In which I sell my soul and root for France. France versus Mexico made me feel dirty. Mexico, as we have previously established, is the bitter rival of Team America, the Red Sox to our Yankees. Thus, I had no choice but to root for France. But I didn't feel good about it. The only good thing about Mexico's victory is that they are possibly on track — if many, many (many) cards fall into place — to play the U.S. in the quarterfinals. And to beat them then would be great. Am I getting ahead of myself?
Anything else we need to discuss? Let's see, what else is there to talk about? Oh, is there a game this morning? Let me check the schedule ... Oh, my — there is! There is a game! It's the USA! Shall we talk about that? Let's. For all the hype about the super-mega-giant-awesome opener against England's vaunted Three Lions — for all the "don't shoot until you see the whites of their eyes" redcoats nonsense — it honestly didn't matter if the U.S. lost that game.
Of course, a tie was great for the team's confidence, and for fan happiness, and for making English people sodden their Marmite (Marmite!) toast with tears, but from the beginning all the U.S. needed to do to advance to round two of the World Cup was beat the other two teams in the group. It may actually be that they only need a single win, plus another tie, but one thing is clear: They have to beat Slovenia, which leads the group after beating Algeria. That makes today the biggest game of the first round for Team USA.
Quoth Landon Donovan, on the slim possibility that they could lose or tie and still advance: "The way we're looking at it is if we can't beat Slovenia, we don't deserve to advance anyway." I couldn't agree more. Slovenia is a nation of just 2 million people, which is only salient in that it seems impossible that a country less populated than Brooklyn can possibly field a better team than a country of nearly 300 million. Of course, we have the NBA, and the NFL, and Major League Baseball — not to mention snowboarding, BMX, and street luge — stealing away our swift, hearty, stout-hearted children. Still, we should win this game.
That doesn't mean I'm not terrified. Slovenia plays the same sort of compact, frustrating defense deployed to great effect by so many overmatched teams so far — most notably, Switzerland and North Korea. Unless Bob Bradley is a complete moron, he will tinker with his lineup, replacing Robbie Findley in the front with Edson Buddle and altering the complexion of his midfield by swapping in Jose Torres, an attacking, ball-control wizard for Ricardo Clark, whose defensive abilities failed him big time when he fell asleep and gave up that first goal against England.

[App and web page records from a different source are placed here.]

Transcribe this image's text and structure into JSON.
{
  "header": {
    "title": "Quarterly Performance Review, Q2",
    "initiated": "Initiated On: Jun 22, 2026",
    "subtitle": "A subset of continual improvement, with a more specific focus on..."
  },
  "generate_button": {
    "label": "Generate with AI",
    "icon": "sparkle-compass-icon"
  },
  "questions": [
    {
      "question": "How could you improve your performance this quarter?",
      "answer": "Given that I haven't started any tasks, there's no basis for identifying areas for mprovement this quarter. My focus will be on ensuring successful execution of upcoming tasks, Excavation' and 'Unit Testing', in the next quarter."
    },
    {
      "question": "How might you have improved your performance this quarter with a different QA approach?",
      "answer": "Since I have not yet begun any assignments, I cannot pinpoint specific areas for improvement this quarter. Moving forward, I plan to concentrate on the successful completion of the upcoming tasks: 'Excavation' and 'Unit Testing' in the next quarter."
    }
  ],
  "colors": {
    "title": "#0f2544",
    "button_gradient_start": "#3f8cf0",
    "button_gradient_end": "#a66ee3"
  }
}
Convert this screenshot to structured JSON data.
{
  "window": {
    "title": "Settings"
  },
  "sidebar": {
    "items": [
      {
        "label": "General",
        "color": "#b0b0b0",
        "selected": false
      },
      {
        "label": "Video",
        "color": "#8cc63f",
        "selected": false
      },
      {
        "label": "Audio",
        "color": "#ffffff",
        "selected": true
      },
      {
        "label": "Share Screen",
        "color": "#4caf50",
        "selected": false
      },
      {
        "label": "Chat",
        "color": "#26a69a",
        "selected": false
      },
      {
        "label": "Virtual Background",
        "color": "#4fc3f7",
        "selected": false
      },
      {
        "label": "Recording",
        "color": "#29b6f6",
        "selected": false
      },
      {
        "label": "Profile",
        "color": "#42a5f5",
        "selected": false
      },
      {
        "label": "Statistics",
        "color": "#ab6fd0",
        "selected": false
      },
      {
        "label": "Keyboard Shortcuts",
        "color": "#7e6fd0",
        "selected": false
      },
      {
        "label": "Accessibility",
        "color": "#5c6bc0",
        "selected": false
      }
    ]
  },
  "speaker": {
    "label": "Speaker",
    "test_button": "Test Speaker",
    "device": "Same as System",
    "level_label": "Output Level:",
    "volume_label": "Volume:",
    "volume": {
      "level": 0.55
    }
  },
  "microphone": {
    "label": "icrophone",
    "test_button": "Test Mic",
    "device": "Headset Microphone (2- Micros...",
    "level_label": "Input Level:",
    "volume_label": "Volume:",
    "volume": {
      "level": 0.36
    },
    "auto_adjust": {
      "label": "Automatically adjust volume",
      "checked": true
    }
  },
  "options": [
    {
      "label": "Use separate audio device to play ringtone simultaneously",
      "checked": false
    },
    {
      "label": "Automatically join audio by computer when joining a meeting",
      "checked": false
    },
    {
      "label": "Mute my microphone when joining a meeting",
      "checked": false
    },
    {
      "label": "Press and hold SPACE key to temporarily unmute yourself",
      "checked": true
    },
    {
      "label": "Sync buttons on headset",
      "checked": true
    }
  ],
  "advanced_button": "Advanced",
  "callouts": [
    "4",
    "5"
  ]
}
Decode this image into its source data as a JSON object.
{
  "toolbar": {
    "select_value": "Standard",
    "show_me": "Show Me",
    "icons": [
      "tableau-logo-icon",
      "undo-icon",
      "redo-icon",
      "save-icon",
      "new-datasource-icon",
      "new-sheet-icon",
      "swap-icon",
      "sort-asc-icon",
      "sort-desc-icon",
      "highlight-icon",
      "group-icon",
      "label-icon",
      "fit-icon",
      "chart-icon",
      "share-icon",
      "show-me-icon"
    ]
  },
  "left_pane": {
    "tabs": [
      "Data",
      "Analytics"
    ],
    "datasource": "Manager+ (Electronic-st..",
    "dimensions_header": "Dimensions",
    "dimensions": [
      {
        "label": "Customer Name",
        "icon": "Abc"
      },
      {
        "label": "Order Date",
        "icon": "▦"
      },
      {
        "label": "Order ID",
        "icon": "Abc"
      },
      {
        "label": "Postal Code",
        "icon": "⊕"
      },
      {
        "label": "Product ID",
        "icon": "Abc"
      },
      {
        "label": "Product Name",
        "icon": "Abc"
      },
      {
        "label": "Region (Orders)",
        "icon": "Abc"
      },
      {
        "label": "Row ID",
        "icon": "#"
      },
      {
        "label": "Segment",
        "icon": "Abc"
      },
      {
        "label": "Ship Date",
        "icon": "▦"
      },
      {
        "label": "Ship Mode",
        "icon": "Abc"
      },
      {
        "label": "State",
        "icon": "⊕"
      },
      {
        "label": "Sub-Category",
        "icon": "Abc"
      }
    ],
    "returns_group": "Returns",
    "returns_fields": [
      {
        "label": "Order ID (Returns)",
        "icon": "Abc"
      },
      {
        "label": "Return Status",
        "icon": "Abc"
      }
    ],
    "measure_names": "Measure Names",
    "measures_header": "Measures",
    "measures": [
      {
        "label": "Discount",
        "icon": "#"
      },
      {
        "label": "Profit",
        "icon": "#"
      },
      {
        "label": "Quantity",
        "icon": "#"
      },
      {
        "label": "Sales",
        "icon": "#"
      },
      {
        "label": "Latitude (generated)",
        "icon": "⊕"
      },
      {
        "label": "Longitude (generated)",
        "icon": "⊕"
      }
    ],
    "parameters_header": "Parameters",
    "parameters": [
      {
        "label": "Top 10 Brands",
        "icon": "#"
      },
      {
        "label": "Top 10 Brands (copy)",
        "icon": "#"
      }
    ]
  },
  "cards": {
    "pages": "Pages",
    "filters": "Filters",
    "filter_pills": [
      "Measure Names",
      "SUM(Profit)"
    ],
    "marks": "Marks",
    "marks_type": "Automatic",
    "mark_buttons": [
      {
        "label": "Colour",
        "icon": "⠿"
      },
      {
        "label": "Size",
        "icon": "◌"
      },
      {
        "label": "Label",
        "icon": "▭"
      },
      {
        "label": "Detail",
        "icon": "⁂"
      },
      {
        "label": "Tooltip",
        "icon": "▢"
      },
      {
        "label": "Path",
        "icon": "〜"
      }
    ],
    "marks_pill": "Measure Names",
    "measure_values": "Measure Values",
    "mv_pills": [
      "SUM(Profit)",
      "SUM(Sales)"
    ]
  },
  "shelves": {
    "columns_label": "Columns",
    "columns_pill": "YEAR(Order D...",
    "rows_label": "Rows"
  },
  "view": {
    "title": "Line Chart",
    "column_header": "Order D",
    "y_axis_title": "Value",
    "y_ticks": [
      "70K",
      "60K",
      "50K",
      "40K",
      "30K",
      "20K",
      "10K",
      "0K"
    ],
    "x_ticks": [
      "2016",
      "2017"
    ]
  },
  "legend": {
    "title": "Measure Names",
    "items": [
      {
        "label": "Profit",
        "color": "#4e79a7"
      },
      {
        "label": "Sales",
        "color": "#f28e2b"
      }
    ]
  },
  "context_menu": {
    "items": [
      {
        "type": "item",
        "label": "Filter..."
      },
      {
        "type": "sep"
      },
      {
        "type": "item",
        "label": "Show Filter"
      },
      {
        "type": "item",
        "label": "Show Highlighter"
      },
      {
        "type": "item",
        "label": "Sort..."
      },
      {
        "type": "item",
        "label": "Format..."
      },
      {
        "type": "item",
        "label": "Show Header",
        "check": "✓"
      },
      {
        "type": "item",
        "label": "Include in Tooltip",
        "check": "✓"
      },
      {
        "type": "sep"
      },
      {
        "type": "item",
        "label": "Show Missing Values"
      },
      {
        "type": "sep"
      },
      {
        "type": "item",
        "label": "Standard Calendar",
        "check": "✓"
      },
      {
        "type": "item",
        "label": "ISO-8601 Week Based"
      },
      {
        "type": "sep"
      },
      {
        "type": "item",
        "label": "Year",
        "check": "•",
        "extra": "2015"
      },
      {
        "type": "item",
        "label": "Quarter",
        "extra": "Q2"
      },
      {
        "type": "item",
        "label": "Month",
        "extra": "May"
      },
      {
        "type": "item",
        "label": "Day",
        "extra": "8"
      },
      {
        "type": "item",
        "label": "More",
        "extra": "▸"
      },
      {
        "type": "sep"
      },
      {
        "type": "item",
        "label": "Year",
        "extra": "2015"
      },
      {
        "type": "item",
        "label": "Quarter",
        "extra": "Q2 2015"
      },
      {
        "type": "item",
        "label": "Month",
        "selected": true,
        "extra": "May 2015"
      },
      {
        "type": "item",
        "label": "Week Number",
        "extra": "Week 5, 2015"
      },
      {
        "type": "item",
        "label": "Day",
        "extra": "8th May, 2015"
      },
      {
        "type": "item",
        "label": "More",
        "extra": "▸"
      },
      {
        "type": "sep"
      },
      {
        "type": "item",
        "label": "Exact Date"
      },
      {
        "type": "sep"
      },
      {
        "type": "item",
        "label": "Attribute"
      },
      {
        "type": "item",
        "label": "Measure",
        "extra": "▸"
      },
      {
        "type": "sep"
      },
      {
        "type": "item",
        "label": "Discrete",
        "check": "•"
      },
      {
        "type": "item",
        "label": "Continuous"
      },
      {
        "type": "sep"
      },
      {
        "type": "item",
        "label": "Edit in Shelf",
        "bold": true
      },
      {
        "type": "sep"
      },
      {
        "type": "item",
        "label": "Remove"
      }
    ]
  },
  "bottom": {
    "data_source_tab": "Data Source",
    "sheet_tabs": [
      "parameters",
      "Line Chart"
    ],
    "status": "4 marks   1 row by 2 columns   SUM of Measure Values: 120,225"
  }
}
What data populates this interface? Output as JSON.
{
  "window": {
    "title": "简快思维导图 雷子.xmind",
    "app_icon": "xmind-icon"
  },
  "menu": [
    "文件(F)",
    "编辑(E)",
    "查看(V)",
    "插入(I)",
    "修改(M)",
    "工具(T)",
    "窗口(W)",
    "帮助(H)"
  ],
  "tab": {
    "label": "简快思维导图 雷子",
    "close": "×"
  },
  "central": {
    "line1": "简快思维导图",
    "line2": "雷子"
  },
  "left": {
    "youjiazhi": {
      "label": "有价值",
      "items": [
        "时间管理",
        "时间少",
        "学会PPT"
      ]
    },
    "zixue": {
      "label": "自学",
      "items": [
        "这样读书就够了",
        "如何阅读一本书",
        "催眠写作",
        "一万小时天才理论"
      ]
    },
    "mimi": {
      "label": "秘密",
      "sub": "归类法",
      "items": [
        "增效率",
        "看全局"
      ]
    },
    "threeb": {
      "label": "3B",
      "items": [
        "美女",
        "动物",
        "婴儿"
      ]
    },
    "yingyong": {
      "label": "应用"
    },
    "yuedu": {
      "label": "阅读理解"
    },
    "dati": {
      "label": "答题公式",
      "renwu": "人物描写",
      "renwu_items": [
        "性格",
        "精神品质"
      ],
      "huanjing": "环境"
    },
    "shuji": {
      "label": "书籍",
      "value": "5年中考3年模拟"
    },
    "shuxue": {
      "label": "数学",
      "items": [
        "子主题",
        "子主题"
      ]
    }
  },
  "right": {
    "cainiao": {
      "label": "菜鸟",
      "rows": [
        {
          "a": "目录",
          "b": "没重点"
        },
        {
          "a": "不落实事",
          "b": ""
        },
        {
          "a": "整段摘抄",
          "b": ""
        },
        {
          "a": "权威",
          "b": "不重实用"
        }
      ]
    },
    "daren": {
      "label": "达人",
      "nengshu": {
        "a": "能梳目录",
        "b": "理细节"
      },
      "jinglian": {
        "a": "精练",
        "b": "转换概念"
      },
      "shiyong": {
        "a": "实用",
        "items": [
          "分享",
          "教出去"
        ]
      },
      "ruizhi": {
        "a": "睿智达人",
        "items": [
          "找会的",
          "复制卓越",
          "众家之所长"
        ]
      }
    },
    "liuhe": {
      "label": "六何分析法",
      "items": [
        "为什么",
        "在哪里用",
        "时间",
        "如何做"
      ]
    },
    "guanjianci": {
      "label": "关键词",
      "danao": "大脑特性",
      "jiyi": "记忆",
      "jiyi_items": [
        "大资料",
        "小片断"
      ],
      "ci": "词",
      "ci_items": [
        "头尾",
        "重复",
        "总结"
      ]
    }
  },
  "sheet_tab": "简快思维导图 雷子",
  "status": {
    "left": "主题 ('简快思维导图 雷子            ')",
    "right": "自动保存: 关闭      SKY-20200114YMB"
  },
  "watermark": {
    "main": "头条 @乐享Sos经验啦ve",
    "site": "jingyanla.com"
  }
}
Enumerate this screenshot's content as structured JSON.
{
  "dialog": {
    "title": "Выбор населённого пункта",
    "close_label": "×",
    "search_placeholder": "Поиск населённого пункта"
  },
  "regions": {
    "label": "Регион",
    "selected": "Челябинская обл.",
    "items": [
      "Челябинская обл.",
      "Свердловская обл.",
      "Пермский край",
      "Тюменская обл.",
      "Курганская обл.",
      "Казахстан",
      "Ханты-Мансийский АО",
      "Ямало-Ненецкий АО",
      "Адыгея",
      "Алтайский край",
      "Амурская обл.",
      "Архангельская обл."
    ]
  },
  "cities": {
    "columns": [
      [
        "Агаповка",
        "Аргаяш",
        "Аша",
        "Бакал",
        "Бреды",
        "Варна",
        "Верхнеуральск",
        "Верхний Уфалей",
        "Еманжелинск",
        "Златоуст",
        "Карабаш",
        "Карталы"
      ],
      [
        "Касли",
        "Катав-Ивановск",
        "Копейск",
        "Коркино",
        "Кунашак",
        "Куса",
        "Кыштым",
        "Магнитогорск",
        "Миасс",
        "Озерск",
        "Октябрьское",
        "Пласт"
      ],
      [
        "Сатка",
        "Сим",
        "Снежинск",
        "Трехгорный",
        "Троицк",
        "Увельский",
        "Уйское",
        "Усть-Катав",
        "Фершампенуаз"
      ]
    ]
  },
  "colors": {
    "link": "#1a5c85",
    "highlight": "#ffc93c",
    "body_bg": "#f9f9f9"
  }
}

Nobody on the U.S. team wants to be locked in a tense 0–0 or 1–1 game in the waning minutes, so I fully expect to see attacking, offensive play directed by Dempsey and Donovan from the start. This could open up the team to quick counterattacks — a glaring weakness in recent matches — but there is no reward without risks.
My prediction: It will be close enough for awhile to give us all ulcers, but in the end Altidore, Dempsey, and Buddle will score. 3–1 USA.